* REQUIRED WORK
State how many lines in the listing below hold "content", with no other words.

#### RECORDS FOR THIS EXERCISE

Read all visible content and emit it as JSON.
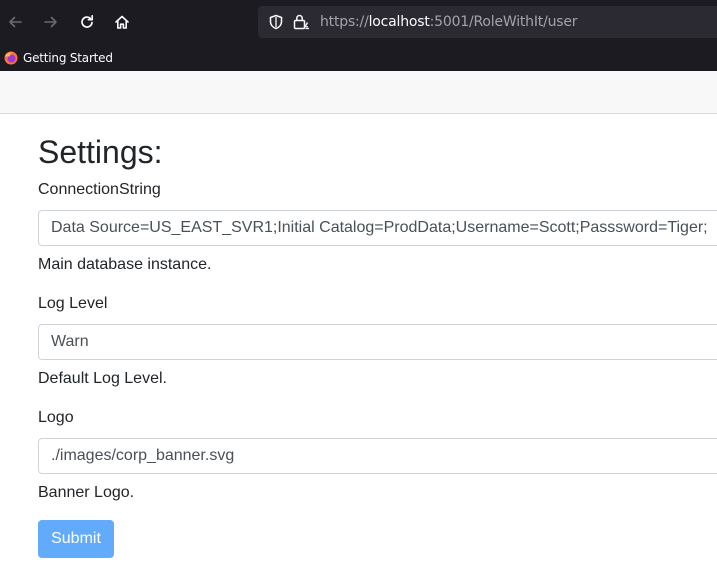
{
  "browser": {
    "url_prefix": "https://",
    "url_host": "localhost",
    "url_rest": ":5001/RoleWithIt/user",
    "bookmarks": [
      {
        "label": "Getting Started",
        "icon": "firefox-icon"
      }
    ]
  },
  "page": {
    "title": "Settings:",
    "fields": [
      {
        "label": "ConnectionString",
        "value": "Data Source=US_EAST_SVR1;Initial Catalog=ProdData;Username=Scott;Passsword=Tiger;",
        "help": "Main database instance."
      },
      {
        "label": "Log Level",
        "value": "Warn",
        "help": "Default Log Level."
      },
      {
        "label": "Logo",
        "value": "./images/corp_banner.svg",
        "help": "Banner Logo."
      }
    ],
    "submit_label": "Submit"
  },
  "colors": {
    "chrome_bg": "#1c1b22",
    "urlbar_bg": "#2b2a33",
    "submit_bg": "#62abfb",
    "navbar_bg": "#f8f8f8"
  }
}
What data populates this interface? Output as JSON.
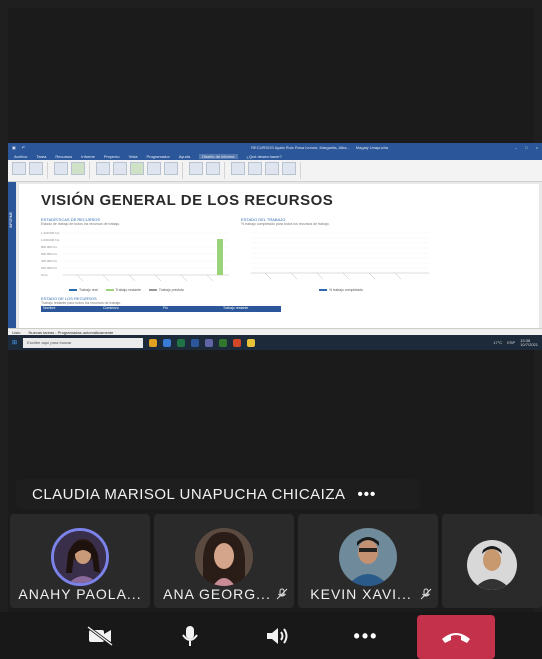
{
  "shared_screen": {
    "window_title": "RECURSOS Ayala Ruiz Rosa Ivonne, Margarita, Alba...",
    "window_user": "Magaly Unapucha",
    "ribbon_tabs": [
      "Archivo",
      "Tarea",
      "Recursos",
      "Informe",
      "Proyecto",
      "Vista",
      "Programador",
      "Ayuda",
      "Diseño de informe",
      "¿Qué desea hacer?"
    ],
    "active_tab": "Diseño de informe",
    "report": {
      "title": "VISIÓN GENERAL DE LOS RECURSOS",
      "stats_header": "ESTADÍSTICAS DE RECURSOS",
      "stats_desc": "Estado de trabajo de todos los recursos de trabajo.",
      "work_status_header": "ESTADO DEL TRABAJO",
      "work_status_desc": "% trabajo completado para todos los recursos de trabajo.",
      "resource_status_header": "ESTADO DE LOS RECURSOS",
      "resource_status_desc": "Trabajo restante para todos los recursos de trabajo.",
      "table_columns": [
        "Nombre",
        "Comienzo",
        "Fin",
        "Trabajo restante"
      ],
      "left_legend": [
        "Trabajo real",
        "Trabajo restante",
        "Trabajo previsto"
      ],
      "right_legend": "% trabajo completado",
      "left_y_ticks": [
        "1.200.000 hrs",
        "1.000.000 hrs",
        "800.000 hrs",
        "600.000 hrs",
        "400.000 hrs",
        "200.000 hrs",
        "0 hrs"
      ]
    },
    "status_bar": {
      "left": "Listo",
      "mode": "Nuevas tareas : Programadas automáticamente"
    },
    "taskbar": {
      "search_placeholder": "Escribe aquí para buscar",
      "weather": "17°C",
      "language": "ESP",
      "time": "13:38",
      "date": "10/7/2021"
    }
  },
  "speaker": {
    "name": "CLAUDIA MARISOL UNAPUCHA CHICAIZA",
    "more": "•••"
  },
  "participants": [
    {
      "name": "ANAHY PAOLA...",
      "muted": false
    },
    {
      "name": "ANA GEORG...",
      "muted": true
    },
    {
      "name": "KEVIN XAVI...",
      "muted": true
    },
    {
      "name": "",
      "muted": false
    }
  ],
  "controls": {
    "more": "•••"
  },
  "colors": {
    "hangup": "#c4314b",
    "ribbon": "#2b579a",
    "bar_green": "#9bd37a"
  }
}
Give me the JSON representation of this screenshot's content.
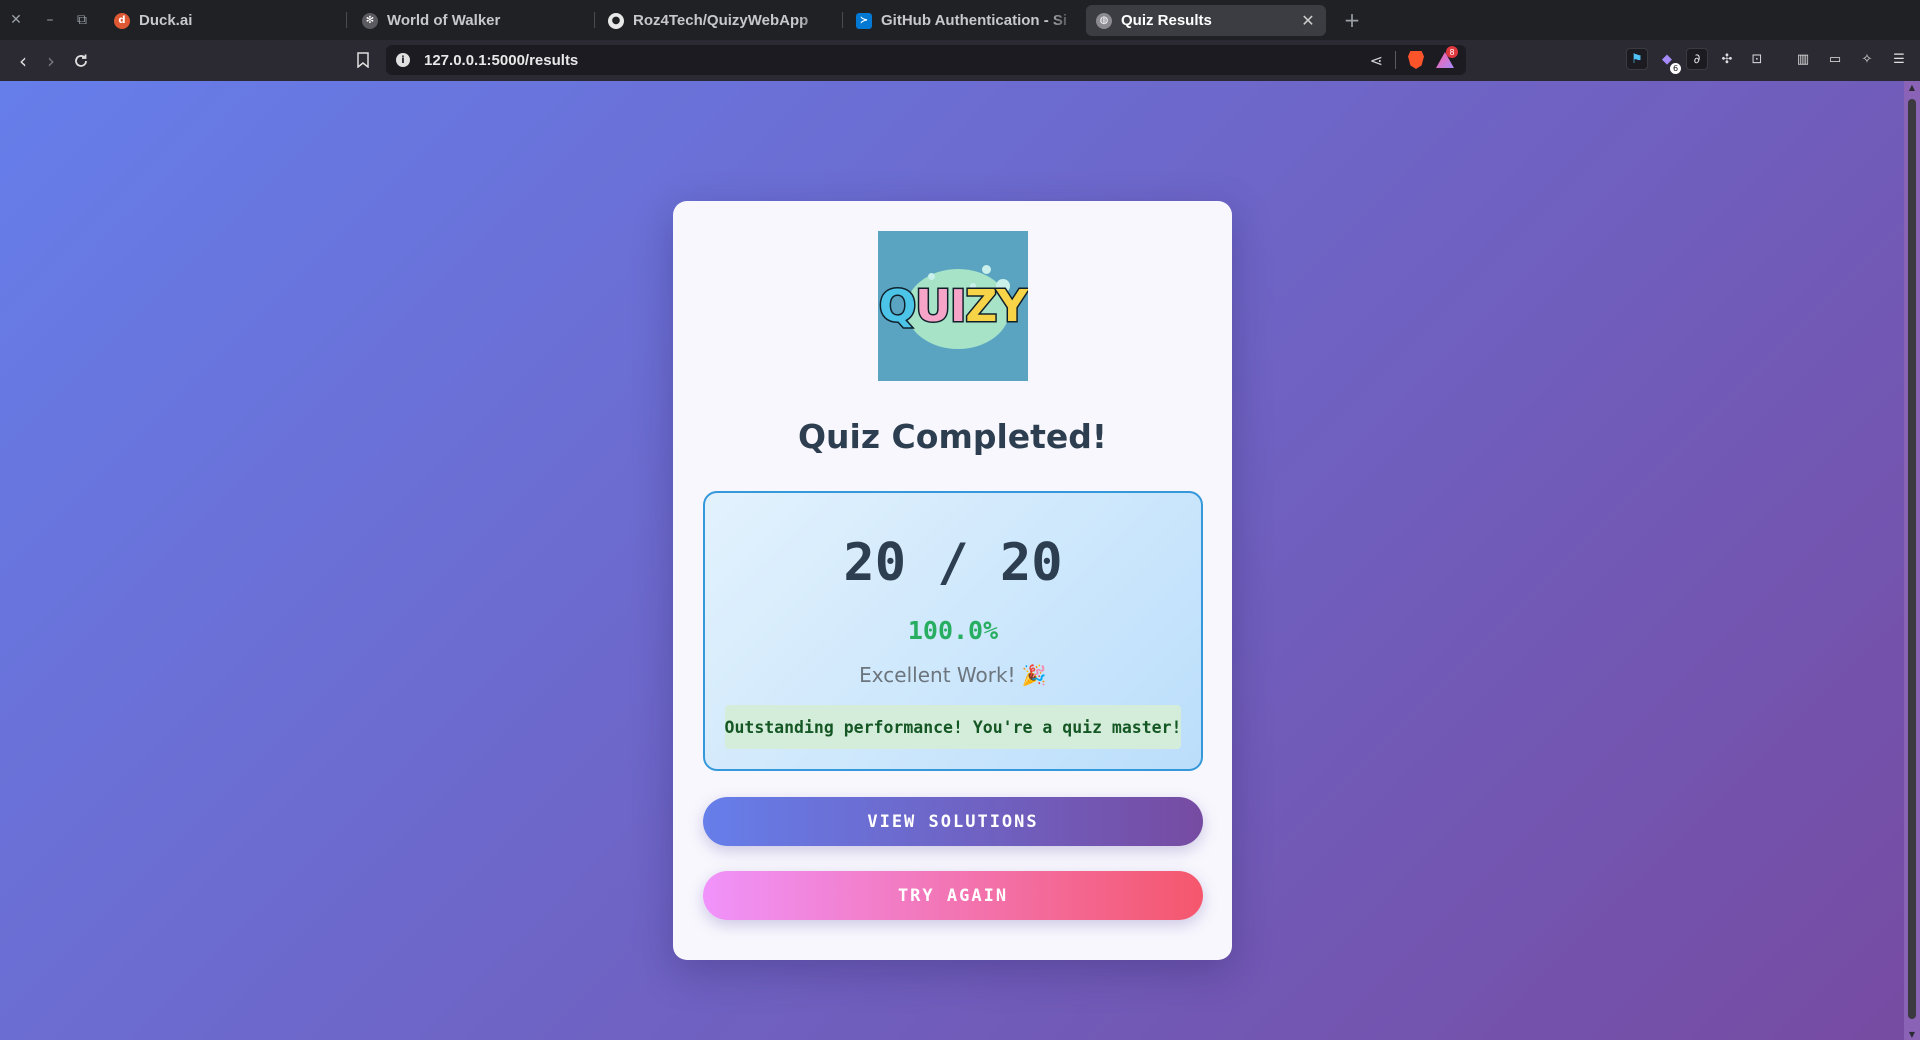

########

* RESPONSE TO THIS TASK
2